Starting at the line that contains "Decode this image", copy each line through the end of the listing below. Include both ends and output nothing more.

*-*-*

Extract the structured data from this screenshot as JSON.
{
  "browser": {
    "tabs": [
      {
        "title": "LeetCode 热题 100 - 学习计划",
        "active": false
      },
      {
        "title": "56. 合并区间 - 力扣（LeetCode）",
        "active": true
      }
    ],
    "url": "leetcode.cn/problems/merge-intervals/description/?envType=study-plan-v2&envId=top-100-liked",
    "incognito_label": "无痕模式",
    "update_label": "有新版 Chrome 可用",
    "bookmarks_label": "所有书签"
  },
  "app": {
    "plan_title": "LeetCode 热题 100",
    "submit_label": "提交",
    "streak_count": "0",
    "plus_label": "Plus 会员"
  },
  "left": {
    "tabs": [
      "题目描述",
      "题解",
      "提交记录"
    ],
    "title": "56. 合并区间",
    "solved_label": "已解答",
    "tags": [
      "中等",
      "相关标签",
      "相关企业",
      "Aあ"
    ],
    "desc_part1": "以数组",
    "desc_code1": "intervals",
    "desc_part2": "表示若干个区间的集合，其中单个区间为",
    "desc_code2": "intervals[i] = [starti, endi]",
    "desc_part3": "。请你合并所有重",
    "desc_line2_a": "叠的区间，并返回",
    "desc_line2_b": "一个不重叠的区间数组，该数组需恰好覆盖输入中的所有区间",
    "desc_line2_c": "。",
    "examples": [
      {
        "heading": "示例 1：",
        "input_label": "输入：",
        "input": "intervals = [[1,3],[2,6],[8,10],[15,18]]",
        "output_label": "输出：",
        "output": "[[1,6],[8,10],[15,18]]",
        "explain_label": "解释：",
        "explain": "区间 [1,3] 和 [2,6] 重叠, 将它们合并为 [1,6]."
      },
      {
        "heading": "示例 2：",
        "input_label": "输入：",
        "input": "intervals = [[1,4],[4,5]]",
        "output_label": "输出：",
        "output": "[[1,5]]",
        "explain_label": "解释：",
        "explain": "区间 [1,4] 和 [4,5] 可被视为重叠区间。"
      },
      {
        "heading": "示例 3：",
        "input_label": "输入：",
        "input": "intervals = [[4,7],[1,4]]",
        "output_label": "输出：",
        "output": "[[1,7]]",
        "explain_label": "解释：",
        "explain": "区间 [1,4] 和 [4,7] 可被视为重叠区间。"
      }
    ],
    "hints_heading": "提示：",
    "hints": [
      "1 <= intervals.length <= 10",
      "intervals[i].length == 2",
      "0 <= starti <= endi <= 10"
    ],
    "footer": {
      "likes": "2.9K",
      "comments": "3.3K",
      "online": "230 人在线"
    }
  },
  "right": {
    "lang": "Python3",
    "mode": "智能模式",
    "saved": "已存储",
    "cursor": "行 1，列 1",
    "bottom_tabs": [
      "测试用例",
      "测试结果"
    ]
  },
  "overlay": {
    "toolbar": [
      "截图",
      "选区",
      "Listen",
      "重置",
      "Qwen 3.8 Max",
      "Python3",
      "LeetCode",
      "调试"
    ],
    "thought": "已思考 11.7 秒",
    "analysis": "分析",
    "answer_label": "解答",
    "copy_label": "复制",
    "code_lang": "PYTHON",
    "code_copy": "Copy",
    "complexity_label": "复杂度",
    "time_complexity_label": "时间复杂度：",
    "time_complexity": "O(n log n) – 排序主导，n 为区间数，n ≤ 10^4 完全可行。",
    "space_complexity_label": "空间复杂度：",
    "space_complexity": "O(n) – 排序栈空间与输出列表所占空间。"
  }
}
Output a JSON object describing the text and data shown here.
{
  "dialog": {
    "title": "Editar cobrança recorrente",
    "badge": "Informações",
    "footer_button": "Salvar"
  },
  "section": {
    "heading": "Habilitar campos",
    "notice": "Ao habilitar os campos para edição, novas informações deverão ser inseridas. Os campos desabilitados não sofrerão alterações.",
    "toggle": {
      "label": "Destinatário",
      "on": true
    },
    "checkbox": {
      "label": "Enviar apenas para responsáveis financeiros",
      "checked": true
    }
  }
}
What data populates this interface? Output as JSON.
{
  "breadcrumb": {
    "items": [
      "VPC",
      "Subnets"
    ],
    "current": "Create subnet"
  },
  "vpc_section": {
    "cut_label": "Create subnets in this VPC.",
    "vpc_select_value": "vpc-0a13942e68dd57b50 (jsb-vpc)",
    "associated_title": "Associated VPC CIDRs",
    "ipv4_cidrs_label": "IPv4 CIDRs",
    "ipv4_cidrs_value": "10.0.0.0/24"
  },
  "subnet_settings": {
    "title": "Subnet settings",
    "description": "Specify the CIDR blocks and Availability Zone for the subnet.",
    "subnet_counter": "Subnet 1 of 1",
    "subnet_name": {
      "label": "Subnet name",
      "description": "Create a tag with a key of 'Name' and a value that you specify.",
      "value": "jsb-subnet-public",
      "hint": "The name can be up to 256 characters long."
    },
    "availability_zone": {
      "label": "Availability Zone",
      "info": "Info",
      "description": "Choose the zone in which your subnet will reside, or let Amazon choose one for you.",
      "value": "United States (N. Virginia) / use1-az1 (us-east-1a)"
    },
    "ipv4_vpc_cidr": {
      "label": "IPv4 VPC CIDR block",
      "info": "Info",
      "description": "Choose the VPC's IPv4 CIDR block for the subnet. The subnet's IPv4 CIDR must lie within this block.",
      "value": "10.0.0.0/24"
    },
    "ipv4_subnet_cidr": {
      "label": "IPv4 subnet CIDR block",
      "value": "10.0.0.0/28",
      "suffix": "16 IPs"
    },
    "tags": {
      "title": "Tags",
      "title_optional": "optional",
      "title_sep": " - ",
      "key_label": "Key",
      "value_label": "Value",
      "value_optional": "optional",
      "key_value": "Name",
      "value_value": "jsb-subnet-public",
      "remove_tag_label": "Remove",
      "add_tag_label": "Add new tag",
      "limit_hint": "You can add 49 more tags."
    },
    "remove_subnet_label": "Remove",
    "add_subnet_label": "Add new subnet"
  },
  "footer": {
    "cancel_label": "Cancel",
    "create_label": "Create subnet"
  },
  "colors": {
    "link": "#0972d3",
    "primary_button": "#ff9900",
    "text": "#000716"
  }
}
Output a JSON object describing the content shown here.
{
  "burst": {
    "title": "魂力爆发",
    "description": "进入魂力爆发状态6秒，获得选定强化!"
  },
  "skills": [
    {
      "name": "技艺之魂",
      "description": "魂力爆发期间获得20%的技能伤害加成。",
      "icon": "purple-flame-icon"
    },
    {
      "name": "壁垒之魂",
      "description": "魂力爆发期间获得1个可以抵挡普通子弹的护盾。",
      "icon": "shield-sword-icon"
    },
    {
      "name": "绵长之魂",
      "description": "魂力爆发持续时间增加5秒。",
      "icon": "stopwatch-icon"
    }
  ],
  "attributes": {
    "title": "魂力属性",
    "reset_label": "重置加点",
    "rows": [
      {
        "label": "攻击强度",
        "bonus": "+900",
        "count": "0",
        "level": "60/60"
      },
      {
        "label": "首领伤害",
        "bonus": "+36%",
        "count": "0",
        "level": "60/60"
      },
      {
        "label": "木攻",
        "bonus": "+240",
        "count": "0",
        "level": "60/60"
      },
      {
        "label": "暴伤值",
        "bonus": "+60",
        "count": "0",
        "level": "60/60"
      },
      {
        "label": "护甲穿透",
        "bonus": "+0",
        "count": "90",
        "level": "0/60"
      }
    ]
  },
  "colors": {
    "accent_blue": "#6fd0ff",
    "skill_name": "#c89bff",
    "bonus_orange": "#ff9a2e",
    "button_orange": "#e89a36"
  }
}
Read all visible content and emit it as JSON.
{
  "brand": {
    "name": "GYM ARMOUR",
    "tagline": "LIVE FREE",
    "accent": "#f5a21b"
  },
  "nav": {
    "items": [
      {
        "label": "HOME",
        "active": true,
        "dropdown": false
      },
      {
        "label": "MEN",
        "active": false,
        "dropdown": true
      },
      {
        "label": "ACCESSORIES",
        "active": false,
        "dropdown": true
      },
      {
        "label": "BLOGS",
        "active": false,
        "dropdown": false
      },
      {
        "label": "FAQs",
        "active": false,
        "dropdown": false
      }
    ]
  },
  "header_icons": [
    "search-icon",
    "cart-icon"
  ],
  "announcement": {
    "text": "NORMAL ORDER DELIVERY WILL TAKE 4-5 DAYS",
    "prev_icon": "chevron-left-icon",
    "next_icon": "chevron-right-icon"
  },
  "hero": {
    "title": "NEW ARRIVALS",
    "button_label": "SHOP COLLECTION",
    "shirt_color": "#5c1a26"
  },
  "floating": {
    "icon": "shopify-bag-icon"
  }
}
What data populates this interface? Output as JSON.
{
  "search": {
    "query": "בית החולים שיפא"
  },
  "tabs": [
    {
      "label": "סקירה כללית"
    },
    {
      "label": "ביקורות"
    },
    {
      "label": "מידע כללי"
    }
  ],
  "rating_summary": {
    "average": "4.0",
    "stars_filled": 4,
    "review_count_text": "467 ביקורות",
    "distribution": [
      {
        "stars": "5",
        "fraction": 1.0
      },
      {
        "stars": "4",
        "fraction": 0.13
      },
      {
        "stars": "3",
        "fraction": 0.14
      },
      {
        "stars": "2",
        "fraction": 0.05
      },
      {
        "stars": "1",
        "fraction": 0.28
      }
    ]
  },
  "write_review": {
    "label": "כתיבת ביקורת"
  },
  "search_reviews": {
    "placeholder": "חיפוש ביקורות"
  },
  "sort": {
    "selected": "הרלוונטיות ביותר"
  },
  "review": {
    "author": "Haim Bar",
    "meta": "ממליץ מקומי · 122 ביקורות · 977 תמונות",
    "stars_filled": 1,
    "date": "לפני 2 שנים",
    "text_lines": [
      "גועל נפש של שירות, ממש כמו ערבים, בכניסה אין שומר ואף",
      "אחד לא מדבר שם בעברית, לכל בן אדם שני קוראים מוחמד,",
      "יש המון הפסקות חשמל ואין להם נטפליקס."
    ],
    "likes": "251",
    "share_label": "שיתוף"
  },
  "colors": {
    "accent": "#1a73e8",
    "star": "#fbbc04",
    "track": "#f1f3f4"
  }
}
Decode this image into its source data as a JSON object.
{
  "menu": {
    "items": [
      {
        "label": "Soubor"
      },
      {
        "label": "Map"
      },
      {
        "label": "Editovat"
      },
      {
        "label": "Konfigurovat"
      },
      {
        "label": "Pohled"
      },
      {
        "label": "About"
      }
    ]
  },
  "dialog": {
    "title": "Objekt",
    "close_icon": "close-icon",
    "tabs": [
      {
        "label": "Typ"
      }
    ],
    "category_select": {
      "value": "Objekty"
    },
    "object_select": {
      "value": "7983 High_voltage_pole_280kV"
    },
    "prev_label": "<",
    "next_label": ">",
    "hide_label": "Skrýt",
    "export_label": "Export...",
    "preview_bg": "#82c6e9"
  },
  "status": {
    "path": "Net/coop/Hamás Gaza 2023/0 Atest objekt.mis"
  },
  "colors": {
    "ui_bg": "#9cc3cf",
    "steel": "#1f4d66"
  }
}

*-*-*

Exercise result:
Decode this image into its source data as a JSON object.
{
  "menu": {
    "items": [
      {
        "label": "Soubor"
      },
      {
        "label": "Map"
      },
      {
        "label": "Editovat"
      },
      {
        "label": "Konfigurovat"
      },
      {
        "label": "Pohled"
      },
      {
        "label": "About"
      }
    ]
  },
  "dialog": {
    "title": "Objekt",
    "close_icon": "close-icon",
    "tabs": [
      {
        "label": "Typ"
      }
    ],
    "category_select": {
      "value": "Objekty"
    },
    "object_select": {
      "value": "7983 High_voltage_pole_280kV"
    },
    "prev_label": "<",
    "next_label": ">",
    "hide_label": "Skrýt",
    "export_label": "Export...",
    "preview_bg": "#82c6e9"
  },
  "status": {
    "path": "Net/coop/Hamás Gaza 2023/0 Atest objekt.mis"
  },
  "colors": {
    "ui_bg": "#9cc3cf",
    "steel": "#1f4d66"
  }
}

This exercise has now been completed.